I want to reduce screen time in my house: what can I do?
If you and your family have too much screen time (answer these four questions if you’re not sure) and feel the need to unplug, but not know where to start, here are some ideas that might help.
The purpose is not to completely eliminate screens – that would be an unrealistic goal today- but to control and reduce the time spent passively watching a display to an amount that is reasonable and safe for your family.
1.Make a plan with a maximum screen time allowed on weekdays and weekends. Create a digital schedule for the whole family and get creative. For example, add a digital-free day and a game day to the calendar to compensate. Discuss the boundaries of screen use that you will adopt and why.
2.Set a timer to monitor how long family members stay on apps, games and email. The next step is to gradually reduce this, especially if your digital activity is not so important, or if it can be postponed or replaced with offline activity.
3.Prioritize face-to-face interaction and plan to meet your friends or co-workers in person instead of using chat and getting dragged into time-consuming online conversations. Make phone calls with distant loved ones and meet face-to-face with relatives nearby.
4.Replace screen time with outdoor time.

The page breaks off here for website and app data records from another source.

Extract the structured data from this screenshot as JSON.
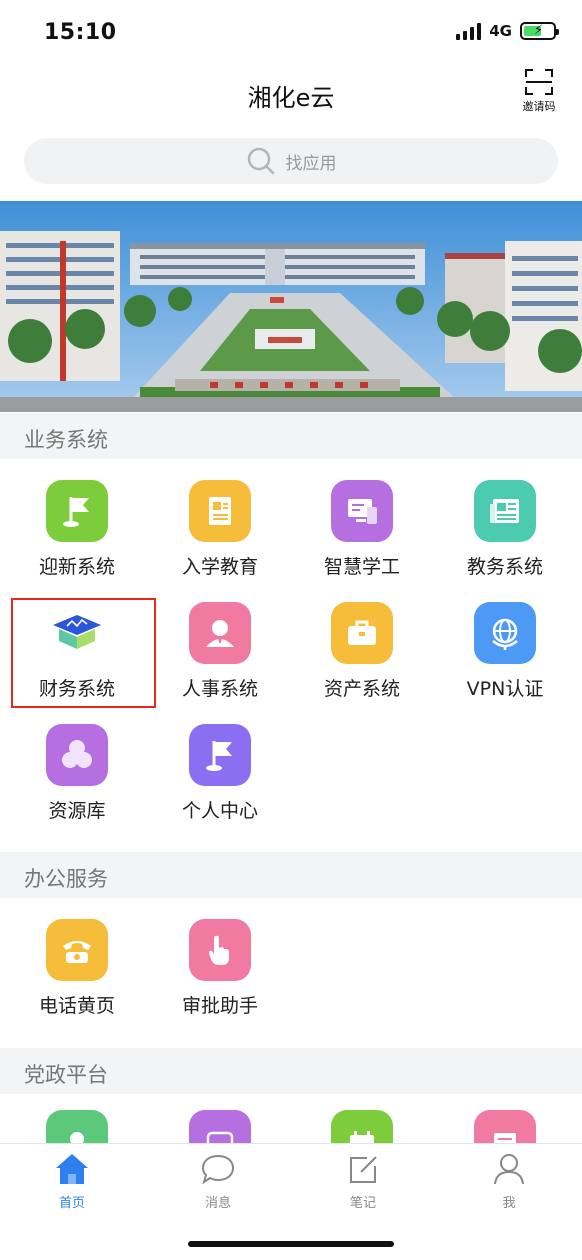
{
  "status_bar": {
    "time": "15:10",
    "network": "4G"
  },
  "header": {
    "title": "湘化e云",
    "scan_label": "邀请码"
  },
  "search": {
    "placeholder": "找应用"
  },
  "sections": {
    "business": {
      "title": "业务系统",
      "apps": [
        {
          "label": "迎新系统",
          "icon": "flag-icon",
          "color": "#7dcc3c"
        },
        {
          "label": "入学教育",
          "icon": "document-icon",
          "color": "#f5bd3a"
        },
        {
          "label": "智慧学工",
          "icon": "computer-phone-icon",
          "color": "#b56fe0"
        },
        {
          "label": "教务系统",
          "icon": "newspaper-icon",
          "color": "#4ccbb0"
        },
        {
          "label": "财务系统",
          "icon": "graduation-cap-icon",
          "color": "#ffffff"
        },
        {
          "label": "人事系统",
          "icon": "person-icon",
          "color": "#f07aa0"
        },
        {
          "label": "资产系统",
          "icon": "briefcase-icon",
          "color": "#f5bd3a"
        },
        {
          "label": "VPN认证",
          "icon": "globe-icon",
          "color": "#4c9af5"
        },
        {
          "label": "资源库",
          "icon": "circles-icon",
          "color": "#b56fe0"
        },
        {
          "label": "个人中心",
          "icon": "flag-icon",
          "color": "#8c6ff0"
        }
      ]
    },
    "office": {
      "title": "办公服务",
      "apps": [
        {
          "label": "电话黄页",
          "icon": "telephone-icon",
          "color": "#f5bd3a"
        },
        {
          "label": "审批助手",
          "icon": "hand-pointer-icon",
          "color": "#f07aa0"
        }
      ]
    },
    "party": {
      "title": "党政平台",
      "apps": [
        {
          "icon": "pin-icon",
          "color": "#5cc87a"
        },
        {
          "icon": "chat-icon",
          "color": "#b56fe0"
        },
        {
          "icon": "calendar-icon",
          "color": "#7dcc3c"
        },
        {
          "icon": "list-icon",
          "color": "#f07aa0"
        }
      ]
    }
  },
  "tabs": [
    {
      "label": "首页",
      "icon": "home-icon",
      "active": true
    },
    {
      "label": "消息",
      "icon": "message-icon",
      "active": false
    },
    {
      "label": "笔记",
      "icon": "edit-icon",
      "active": false
    },
    {
      "label": "我",
      "icon": "profile-icon",
      "active": false
    }
  ],
  "colors": {
    "accent": "#2f7ff0",
    "highlight": "#e5291c"
  }
}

Running and playing outside benefits all family members, and even a short walk is better than staying on the couch.
5.Have a Plan B with offline activities for evenings. When you take away smart gadgets, children might say they are bored and don’t know what else to do. So let them play a board game, cook something, engage in craft, or draw and encourage them to take up a new hobby.
6.Set a smartphone ”hotel” – a place in your house to leave the phones. Don’t carry them in your pocket when at home. It might be better to turn off push notifications so you’re not tempted to check them constantly.
7.Create digital-free zones in the house where gadgets are not allowed: the dining room, bedroom, kids’ room, bathroom. Don’t eat while watching screens, as you may lose track of meals. Also, specialists recommend screens be avoided for an hour before sleep.
8.Talk to kids about online dangers (too much screen time included), so they can understand that restrictions and precautions are for their safety. Explain how violent video games, movies, images and certain types of people (such as predators and cyberbullies) can be harmful to them and how you can work together to reduce risks.
Screen time keeps children quiet, and there are moments when parents need a break or time to solve urgent matters. It’s not bad if screen time represents a temporary solution for them. But there are other moments in family life that can be filled with the joy of spending time with each other, and not with screens. It’s up to parents to find a balance.
(Article inspired by the Royal College of Paediatrics and Child Health (RCPCH) recommendations for parents)digital parenting screen time